after three years.

• Wines and spirits will be liberalised after seven years and beer after 10 years.

• Vietnam will maintain existing WTO tariff rate quotas (albeit with reduction of the in-quota rate to zero over 10 years) for
refined sugar, salt and eggs.

• EU duties on textile apparel have dismantling periods stretching from five to seven years for the more sensitive items and
three years and at entry into force for less sensitive goods. Footwear also gets the longest EU staging period, of seven
years, for sensitive EU items and three years or elimination at entry into force on items which are less sensitive(1).
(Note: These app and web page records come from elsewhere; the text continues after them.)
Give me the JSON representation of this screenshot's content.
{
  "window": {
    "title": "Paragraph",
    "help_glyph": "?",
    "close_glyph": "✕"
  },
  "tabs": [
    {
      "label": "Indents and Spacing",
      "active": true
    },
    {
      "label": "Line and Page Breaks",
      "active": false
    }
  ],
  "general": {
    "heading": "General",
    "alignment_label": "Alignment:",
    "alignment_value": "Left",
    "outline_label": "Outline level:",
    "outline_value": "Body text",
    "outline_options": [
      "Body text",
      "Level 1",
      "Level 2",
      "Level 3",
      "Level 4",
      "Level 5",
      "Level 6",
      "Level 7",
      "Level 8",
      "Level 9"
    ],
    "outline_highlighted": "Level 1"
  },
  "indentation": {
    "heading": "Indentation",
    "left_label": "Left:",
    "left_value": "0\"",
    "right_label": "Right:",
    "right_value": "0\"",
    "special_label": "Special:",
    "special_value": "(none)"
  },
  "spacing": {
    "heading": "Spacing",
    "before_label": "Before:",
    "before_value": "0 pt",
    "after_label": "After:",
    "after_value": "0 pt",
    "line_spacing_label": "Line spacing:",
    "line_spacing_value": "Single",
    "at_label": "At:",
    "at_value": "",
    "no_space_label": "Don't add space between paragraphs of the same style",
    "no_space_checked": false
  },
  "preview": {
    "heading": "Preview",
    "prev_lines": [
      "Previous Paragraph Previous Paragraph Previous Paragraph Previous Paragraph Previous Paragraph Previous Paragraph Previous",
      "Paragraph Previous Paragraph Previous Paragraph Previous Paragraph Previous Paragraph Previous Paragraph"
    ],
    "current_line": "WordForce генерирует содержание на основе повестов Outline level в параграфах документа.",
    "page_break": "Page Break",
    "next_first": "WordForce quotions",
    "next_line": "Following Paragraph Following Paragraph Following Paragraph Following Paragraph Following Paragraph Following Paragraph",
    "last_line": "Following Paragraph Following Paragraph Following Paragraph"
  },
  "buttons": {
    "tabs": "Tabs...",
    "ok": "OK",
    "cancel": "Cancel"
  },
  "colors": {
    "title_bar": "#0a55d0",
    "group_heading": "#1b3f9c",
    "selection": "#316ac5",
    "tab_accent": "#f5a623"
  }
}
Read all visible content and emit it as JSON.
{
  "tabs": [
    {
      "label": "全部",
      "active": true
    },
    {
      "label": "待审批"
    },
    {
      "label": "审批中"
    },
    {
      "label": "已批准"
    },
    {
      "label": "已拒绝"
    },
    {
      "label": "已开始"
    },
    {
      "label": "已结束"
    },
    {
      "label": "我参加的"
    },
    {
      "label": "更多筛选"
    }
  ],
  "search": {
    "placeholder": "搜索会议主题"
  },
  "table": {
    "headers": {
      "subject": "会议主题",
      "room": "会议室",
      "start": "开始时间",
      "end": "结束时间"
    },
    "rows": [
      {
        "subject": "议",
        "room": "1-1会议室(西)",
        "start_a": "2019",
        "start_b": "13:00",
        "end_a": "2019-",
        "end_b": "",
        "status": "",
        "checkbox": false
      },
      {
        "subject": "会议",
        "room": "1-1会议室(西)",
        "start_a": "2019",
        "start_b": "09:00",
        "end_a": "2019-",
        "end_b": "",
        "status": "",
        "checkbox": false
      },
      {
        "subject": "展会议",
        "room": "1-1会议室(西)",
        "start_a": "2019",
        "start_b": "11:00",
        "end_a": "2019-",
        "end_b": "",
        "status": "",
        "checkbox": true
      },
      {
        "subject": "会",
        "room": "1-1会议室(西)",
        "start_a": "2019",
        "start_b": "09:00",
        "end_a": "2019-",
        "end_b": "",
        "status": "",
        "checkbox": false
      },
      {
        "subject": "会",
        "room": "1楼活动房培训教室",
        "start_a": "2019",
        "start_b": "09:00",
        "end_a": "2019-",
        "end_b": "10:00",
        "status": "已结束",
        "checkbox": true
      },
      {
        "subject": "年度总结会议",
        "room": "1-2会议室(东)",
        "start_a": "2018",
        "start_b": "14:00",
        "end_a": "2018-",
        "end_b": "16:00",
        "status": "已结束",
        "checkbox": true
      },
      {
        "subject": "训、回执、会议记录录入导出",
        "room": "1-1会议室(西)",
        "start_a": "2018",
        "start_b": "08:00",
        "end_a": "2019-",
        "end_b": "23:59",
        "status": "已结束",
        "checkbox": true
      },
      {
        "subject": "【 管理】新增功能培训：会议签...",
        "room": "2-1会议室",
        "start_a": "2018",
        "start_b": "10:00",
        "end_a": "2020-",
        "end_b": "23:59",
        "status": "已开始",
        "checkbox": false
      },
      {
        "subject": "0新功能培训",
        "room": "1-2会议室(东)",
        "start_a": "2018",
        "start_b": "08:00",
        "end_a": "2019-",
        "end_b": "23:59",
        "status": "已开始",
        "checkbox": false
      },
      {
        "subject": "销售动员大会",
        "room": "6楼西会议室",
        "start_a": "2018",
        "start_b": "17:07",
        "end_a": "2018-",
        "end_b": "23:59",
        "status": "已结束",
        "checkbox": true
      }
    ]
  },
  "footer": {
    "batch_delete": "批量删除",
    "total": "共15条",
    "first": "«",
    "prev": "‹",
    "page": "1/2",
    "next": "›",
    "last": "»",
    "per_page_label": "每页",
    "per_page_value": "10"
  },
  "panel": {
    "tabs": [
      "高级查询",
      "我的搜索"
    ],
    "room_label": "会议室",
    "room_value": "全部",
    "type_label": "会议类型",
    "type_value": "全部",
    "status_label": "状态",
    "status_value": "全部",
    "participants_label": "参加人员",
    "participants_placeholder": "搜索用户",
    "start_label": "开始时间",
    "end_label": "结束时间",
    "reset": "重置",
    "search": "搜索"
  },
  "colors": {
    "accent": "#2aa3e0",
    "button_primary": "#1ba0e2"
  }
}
• The EU offered mostly duty-free tariff rate quotas for Vietnamese rice exports: 30,000 tons of milled rice; 20,000 tons of
husked rice (in product weight, equal to 13,800 tons milled equivalent); for broken rice: 50% tariff cut at entry into force and
then linear reduction over 5 years; 30,000 tons fragrant rice.

• Other products which received improved market access via duty-free tariff rate quotas include sweet corn (quota of 5,000
tons and liberalisation for baby corn), garlic (quota of 400 tons), mushrooms (quota of 350 tons), sugar and high-sugar-
containing products (combined quota of 20,000 tons), manioc starch (quota of 30,000 tons), surimi (quota of 500 tons) and
canned tuna (quota of 11,500 tons and strict rules of origin; liberalisation of fresh/chilled tuna);

• Non-processed shrimps will be liberalised as of entry into force;

• Pangasius (catfish) will be liberalised in three years.

1. On footwear, Vietnam agreed on a solution based on an ex-out definition, which enables liberalisation of athletic/sports
footwear either at entry into
force or in three years; the rest of the footwear products will be liberalised in seven years.

Contact Pietro Karjalainen for more information on EVFTA and the trade opportunities in Vietnam